Giclee print from an original sketch in pen, ink, watercolour and chalk
140 x 184mm
This elegant and sensitive portrait of HMS Victory in 1805 was executed by A.B. Cull in 1905 to celebrate the centenary of the Battle of Trafalgar. The great ship was sketched in pen and ink and a watercolour wash, with white highlights in chalk.
Alma Burlton Cull (1880-1931) was a contemporary of W.L. Wyllie RA - they died in the same year - but pictures by Cull are much rarer than those by the prolific Wyllie. Many of Cull's works were destroyed in 1940 when an air raid hit his studio in Portsmouth. A maritime flavour pervaded most of Cull's varied subject matter and he was considered to rank just below Wyllie himself as the maritime masters of their day. Cull's delicate skies and translucent seas were highly regarded. He was an exhibitor at the Royal Academy and King Edward VII was one of many prominent people to commission his paintings.

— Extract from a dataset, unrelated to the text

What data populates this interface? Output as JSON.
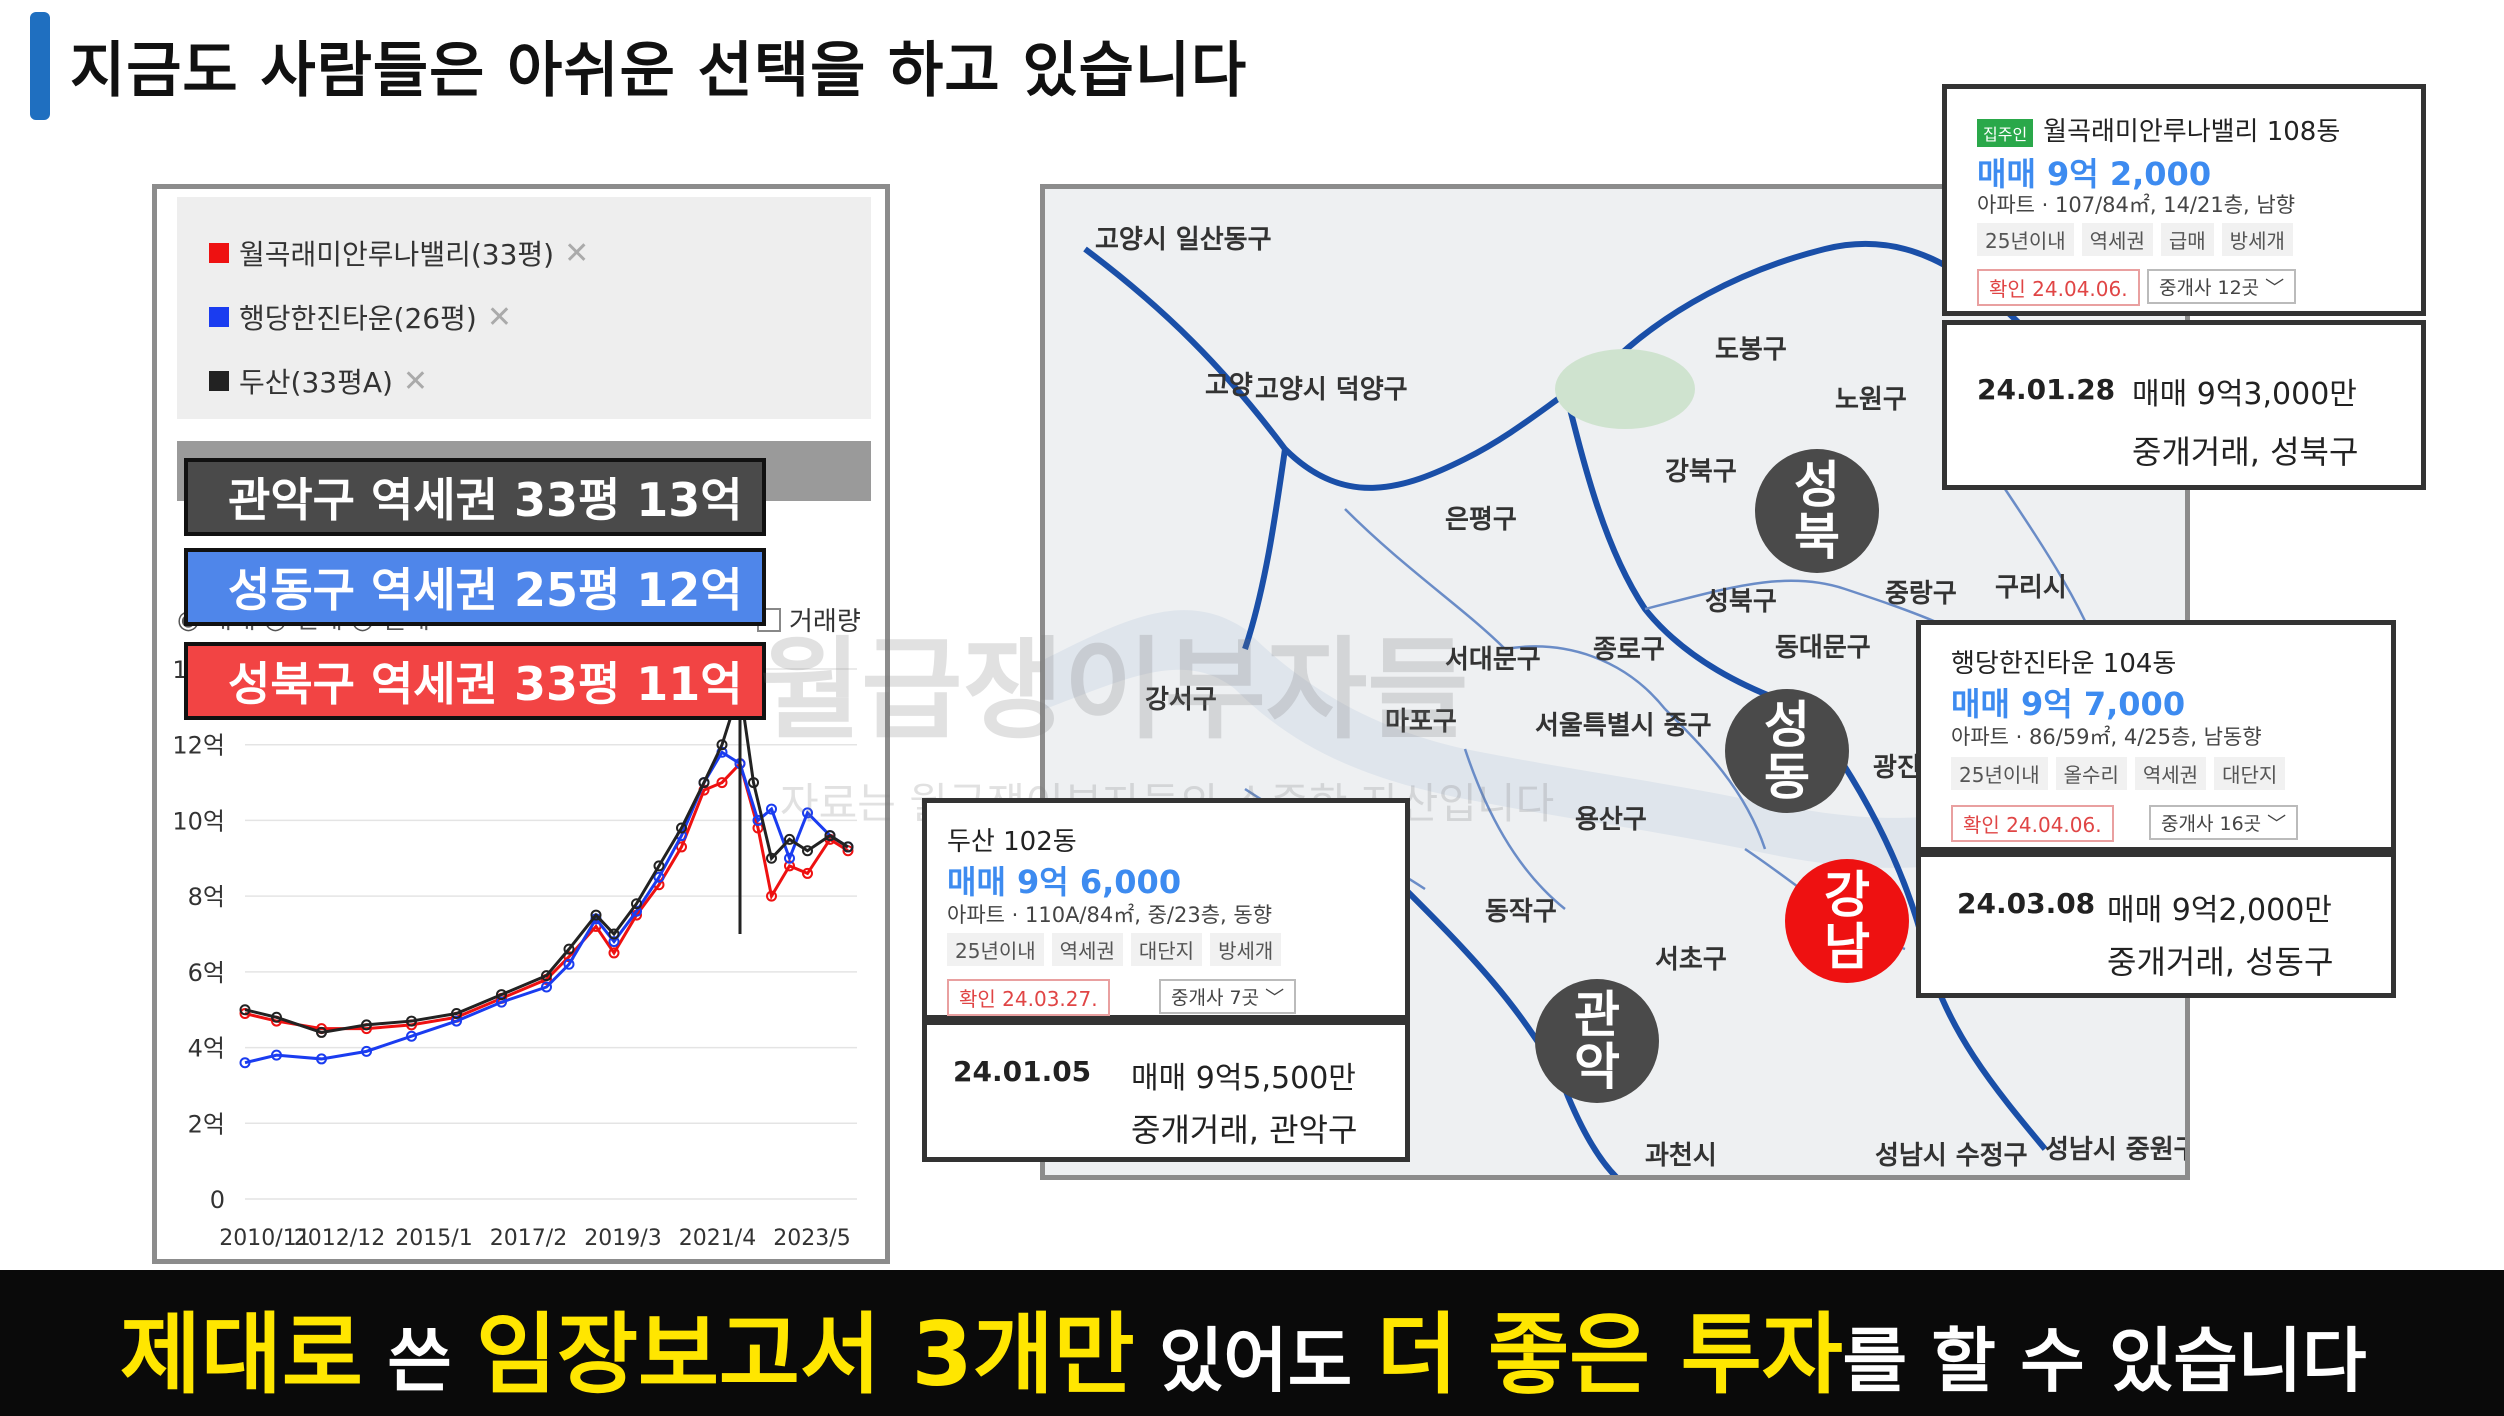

Cull paintings that do survive are eagerly sought after and are rapidly snapped up when they occasionally appear at auction from private collections. The National Maritime Museum at Greenwich has most of the surviving works.